In any given moment we have two options:
to step forward into growth or step back into safety.
–Abraham Maslow

The first time I thought I was grown up was after my mom died. I was 21, just finishing college, gone through a tragic event. I thought to myself, “I’m done. I’m grown up. Nothing more to learn here.” I spent my 20s teaching high school English and pretending to be grown up.

The second time I thought I was grown up was after my first daughter was born. I thought to myself, “Ok, now I’m grown. I’m a wife, a mom, I have a career, nothing more to learn here.” I spent my 30s establishing a career in financial services and having babies. I was pretty sure I was done changing.

The first time I went to a counselor in my early 40’s I thought to myself, “What can he tell me I don’t already know?  I’ll go for a few weeks and that should be enough to feel better.” Two intense years later, after realizing how many false, self-limiting beliefs I harbored, I told him, “I have wasted so much time believing these things.” He replied, “Let’s reframe that. Perhaps everything that’s happened to you up to this point is preparation for what’s to come.” I didn’t really believe him because I thought I was grown, I was done changing.

This concept of feeling as though where we are now, we’re done developing, is not unique to me, I’ve found. Most of us feel we’re pretty well-formed. The future may bring new experiences, but we all feel we’re pretty much done evolving.

Each decade of my life has brought tremendous growth and change for me, both professionally and personally. The last four years since I left my executive job and started my own leadership development company has brought tremendous learning and change. I would be a much better leader now if I went back into an organization than I was even four years ago.

Instead of even entertaining the idea that I’m done changing, I now ask myself, “Who do I want to become next?” If you’ve asked yourself that same question, I’d love to join you in exploring the answers.

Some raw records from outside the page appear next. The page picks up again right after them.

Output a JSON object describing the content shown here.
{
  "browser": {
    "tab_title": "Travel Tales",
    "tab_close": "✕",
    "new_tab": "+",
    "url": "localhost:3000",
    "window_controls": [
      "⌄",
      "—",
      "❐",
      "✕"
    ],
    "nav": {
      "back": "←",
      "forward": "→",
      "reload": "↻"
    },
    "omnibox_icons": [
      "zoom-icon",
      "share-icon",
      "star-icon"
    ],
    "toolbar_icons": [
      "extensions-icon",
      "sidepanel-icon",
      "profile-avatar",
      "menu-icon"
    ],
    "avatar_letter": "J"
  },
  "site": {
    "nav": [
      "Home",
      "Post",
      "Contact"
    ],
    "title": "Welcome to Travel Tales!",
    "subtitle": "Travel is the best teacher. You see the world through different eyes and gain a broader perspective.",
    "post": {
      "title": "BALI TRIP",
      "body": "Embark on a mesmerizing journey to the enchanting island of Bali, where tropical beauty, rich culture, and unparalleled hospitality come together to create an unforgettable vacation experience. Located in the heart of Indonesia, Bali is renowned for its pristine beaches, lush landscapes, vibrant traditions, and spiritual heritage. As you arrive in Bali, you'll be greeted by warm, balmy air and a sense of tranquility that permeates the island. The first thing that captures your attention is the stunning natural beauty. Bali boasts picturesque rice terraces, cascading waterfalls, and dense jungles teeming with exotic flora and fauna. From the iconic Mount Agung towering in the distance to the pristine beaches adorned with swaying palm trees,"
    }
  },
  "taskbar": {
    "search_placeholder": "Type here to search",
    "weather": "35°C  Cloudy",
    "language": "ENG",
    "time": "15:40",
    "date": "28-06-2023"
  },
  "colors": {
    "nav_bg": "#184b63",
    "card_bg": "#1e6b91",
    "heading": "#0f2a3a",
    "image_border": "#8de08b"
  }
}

Contact me to start the discussion.


Life is a process of becoming, a combination of states we have to go through.
Where people fail is that they wish to elect a state and remain in it. This is a kind of death.

–Anais Nin